*Your task*.
Type the records that follow again exactly as written, but drop the pictures.
Study material Block Start
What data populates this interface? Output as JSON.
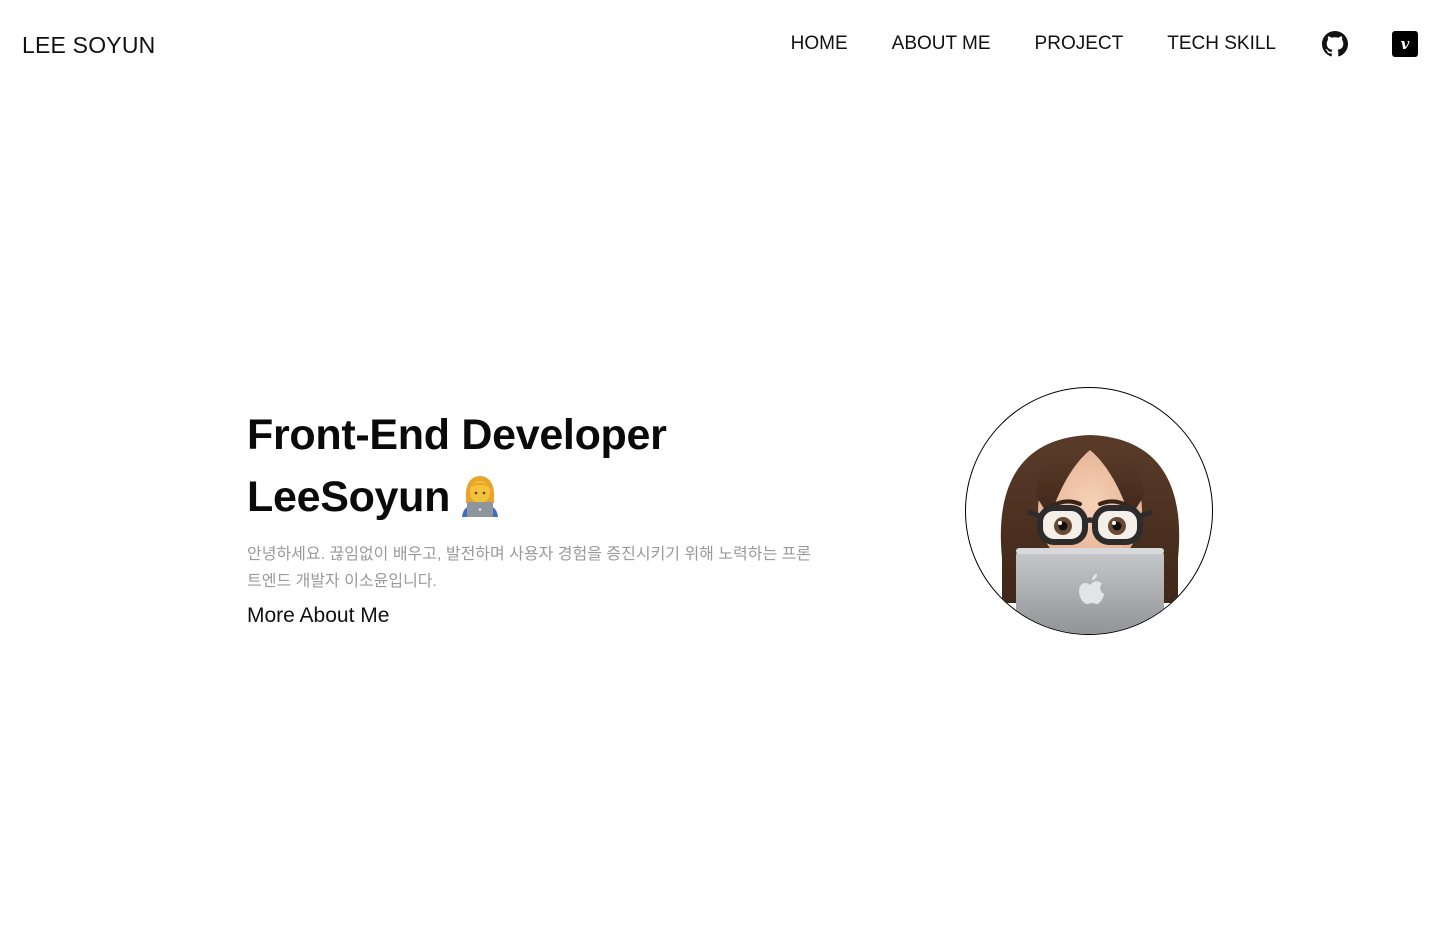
{
  "header": {
    "logo": "LEE SOYUN",
    "nav": [
      "HOME",
      "ABOUT ME",
      "PROJECT",
      "TECH SKILL"
    ],
    "icons": {
      "github": "github-icon",
      "vimeo": "vimeo-icon",
      "vimeo_glyph": "v"
    }
  },
  "hero": {
    "title_line1": "Front-End Developer",
    "title_line2": "LeeSoyun",
    "emoji": "woman-technologist-emoji",
    "description": "안녕하세요. 끊임없이 배우고, 발전하며 사용자 경험을 증진시키기 위해 노력하는 프론트엔드 개발자 이소윤입니다.",
    "more_link": "More About Me",
    "avatar": "memoji-avatar-with-laptop"
  },
  "colors": {
    "text": "#111111",
    "muted": "#9a9a9a",
    "background": "#ffffff"
  }
}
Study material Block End
*Exercise solution*.
What data populates this interface? Output as JSON.
{
  "header": {
    "logo": "LEE SOYUN",
    "nav": [
      "HOME",
      "ABOUT ME",
      "PROJECT",
      "TECH SKILL"
    ],
    "icons": {
      "github": "github-icon",
      "vimeo": "vimeo-icon",
      "vimeo_glyph": "v"
    }
  },
  "hero": {
    "title_line1": "Front-End Developer",
    "title_line2": "LeeSoyun",
    "emoji": "woman-technologist-emoji",
    "description": "안녕하세요. 끊임없이 배우고, 발전하며 사용자 경험을 증진시키기 위해 노력하는 프론트엔드 개발자 이소윤입니다.",
    "more_link": "More About Me",
    "avatar": "memoji-avatar-with-laptop"
  },
  "colors": {
    "text": "#111111",
    "muted": "#9a9a9a",
    "background": "#ffffff"
  }
}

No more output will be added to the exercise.